Dogs with mild mitral valve disease may have a slight heart murmur, which the veterinarian can detect during regular visits. At the early stage of the disease, dogs show no physical symptoms and this condition manifests with a long preclinical period, so it’s best to get frequent routine veterinarian checks.
In contrast, as the disease progresses, symptoms such as excessive panting, deep and wet coughing, unwillingness to lay down in order to avoid more pressure on the already enlarged heart, reduced interest in playing activities and getting tired very easily are obvious signs that your dog suffers from a heart condition. While these are the most common signs of Left Side Valve Failure, symptoms of Right Side Failure include build up fluid in the belly and swollen limbs. If left untreated your dog can show symptoms of heart failure from both sides.
After the vet has made a diagnosis, the only possible treatment at this point is being prescribed heart failure medications such as Vetace tablets for dogs.
What Are VetACE Tablets?

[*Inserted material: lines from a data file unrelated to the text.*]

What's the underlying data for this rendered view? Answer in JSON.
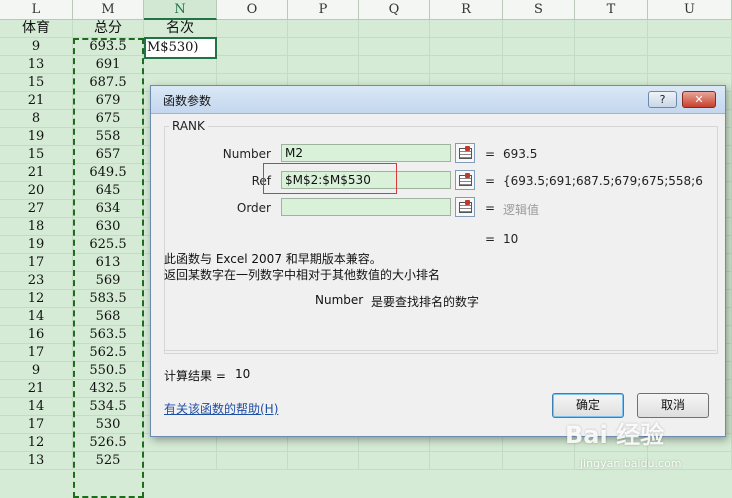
{
  "sheet": {
    "columns": [
      "L",
      "M",
      "N",
      "O",
      "P",
      "Q",
      "R",
      "S",
      "T",
      "U"
    ],
    "header_row": [
      "体育",
      "总分",
      "名次"
    ],
    "rows": [
      [
        "9",
        "693.5"
      ],
      [
        "13",
        "691"
      ],
      [
        "15",
        "687.5"
      ],
      [
        "21",
        "679"
      ],
      [
        "8",
        "675"
      ],
      [
        "19",
        "558"
      ],
      [
        "15",
        "657"
      ],
      [
        "21",
        "649.5"
      ],
      [
        "20",
        "645"
      ],
      [
        "27",
        "634"
      ],
      [
        "18",
        "630"
      ],
      [
        "19",
        "625.5"
      ],
      [
        "17",
        "613"
      ],
      [
        "23",
        "569"
      ],
      [
        "12",
        "583.5"
      ],
      [
        "14",
        "568"
      ],
      [
        "16",
        "563.5"
      ],
      [
        "17",
        "562.5"
      ],
      [
        "9",
        "550.5"
      ],
      [
        "21",
        "432.5"
      ],
      [
        "14",
        "534.5"
      ],
      [
        "17",
        "530"
      ],
      [
        "12",
        "526.5"
      ],
      [
        "13",
        "525"
      ]
    ],
    "active_cell_text": "M$530)"
  },
  "dialog": {
    "title": "函数参数",
    "help_button": "?",
    "close_button": "✕",
    "function_name": "RANK",
    "args": [
      {
        "label": "Number",
        "value": "M2",
        "result": "693.5"
      },
      {
        "label": "Ref",
        "value": "$M$2:$M$530",
        "result": "{693.5;691;687.5;679;675;558;657;6"
      },
      {
        "label": "Order",
        "value": "",
        "result": "逻辑值"
      }
    ],
    "equals": "=",
    "formula_result": "10",
    "description_line1": "此函数与 Excel 2007 和早期版本兼容。",
    "description_line2": "返回某数字在一列数字中相对于其他数值的大小排名",
    "arg_help_name": "Number",
    "arg_help_text": "是要查找排名的数字",
    "calc_result_label": "计算结果 =",
    "calc_result_value": "10",
    "help_link": "有关该函数的帮助(H)",
    "ok_button": "确定",
    "cancel_button": "取消"
  },
  "watermark": {
    "main": "Bai 经验",
    "sub": "jingyan.baidu.com"
  },
  "colors": {
    "sheet_bg": "#d5ebd5",
    "accent": "#217346",
    "highlight_box": "#d63a3a"
  }
}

VetACE tablets are used to treat heart conditions in dogs, as well as chronic renal insufficiency and hypertrophic cardiomyopathy in cats. These tablets are intended to treat the two main heart failure conditions in dogs, mitral valve insufficiency and dilated cardiomyopathy. They contain ACE inhibitors and work by blocking the angiotensin-converting enzymes that narrow the blood vessels and eventually leading to decreased blood pressure.
The active constituent in the tablets is benazepril hydrochloride. It is administered to treat high blood pressure conditions and causes the small vessels to relax and appropriately enable good blood circulation. The goal is to alleviate the symptoms and slow the progress of the disease, which will ultimately help to improve the quality of your dog’s life.

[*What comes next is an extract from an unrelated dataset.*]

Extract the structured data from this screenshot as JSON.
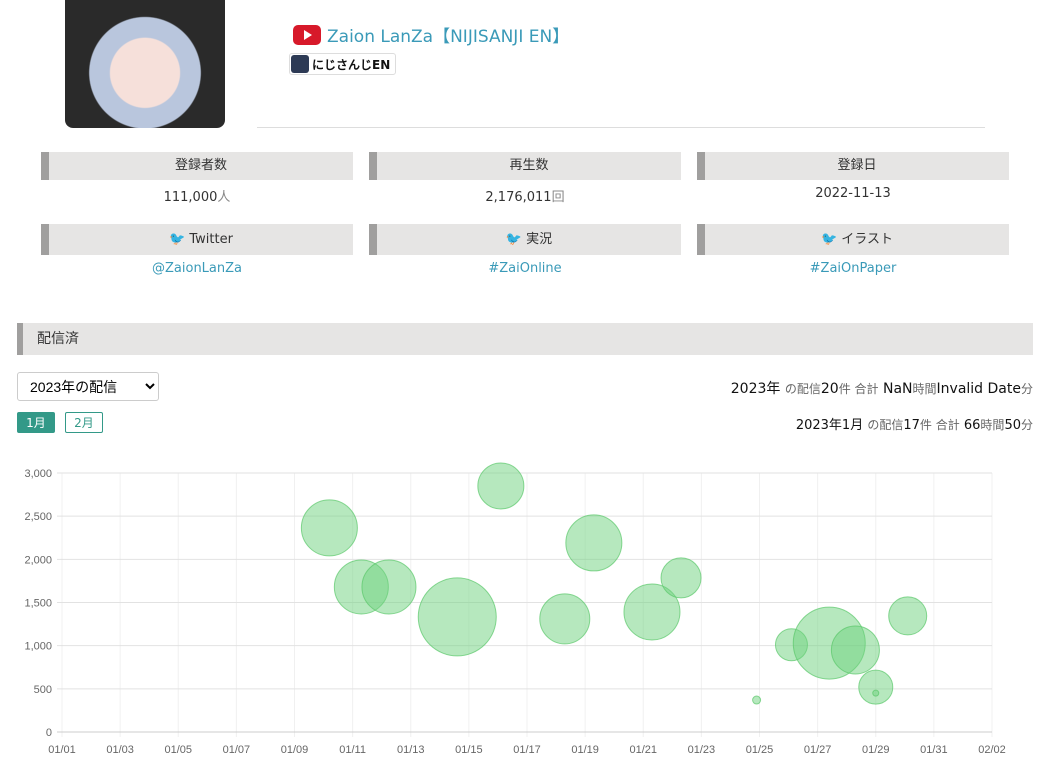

When you treat the condition in the early stages, there are better and significant improvements than if the treatment starts when the symptoms have worsened. Even the life expectancy is extended if you start giving your dog the needed treatment as soon as possible.
Dosage and Side Effects
The daily recommendation for VetACE tablets for dogs is to give the medication to your dog orally in doses of 0.25 mg per body weight. But you should always be advised by your veterinarian for the right dosage for your dog.
Possible side effects that can occur while administering benazepril are signs of fatigue, diarrhea, incoordination and rare cases of fainting, skin rash and fevers.
If you miss a dose of the tablet, give your dog the missed dose as soon as you remember. Doubling the dosage for a missed tablet is highly inadvisable.
Other Things You Can Do to Ease Your Dog’s Health Condition
Dietary Treatment Recommendations
Supply your dog’s diet with the needed amino acids and include more protein into their food. Muscle function is regulated through your dog’s diet, and giving them the right nutritional intake will improve the ability of the heart to work properly.
Sodium restrictions are another great way to contribute to lowering blood pressure and eventually decreasing the oxygen demand of the heart.
It’s important to monitor how much physical exercise your dog can tolerate because not always your pet will reduce its own activities unless it develops severe symptoms. Depending on the prognosis of heart failure, exercise restrictions will vary, and it’s your duty to limit the harmful activities.
A useful addition is to buy a stroller for pets that will help you and your pup get more productive walks and enjoy the sunshine without aggravating any symptoms.
Monitoring the Breathing Rate
Another helpful piece of advice is to monitor your dog’s breathing rate while sleeping. An average breathing rate for dogs while resting is under 30 breaths in a minute. This will tell you how advanced the condition is, and whether there are any signs of improvements.
To Sum Up
Dealing with your pup’s health problems can take a toll on you too, and can be quite devastating when first hearing the diagnosis. It’s important to be consistent with the medications, diet, proper care and careful monitoring of the health condition of your dog. With dedicated work, your efforts will extend your dog’s life and secure many more years of companionship.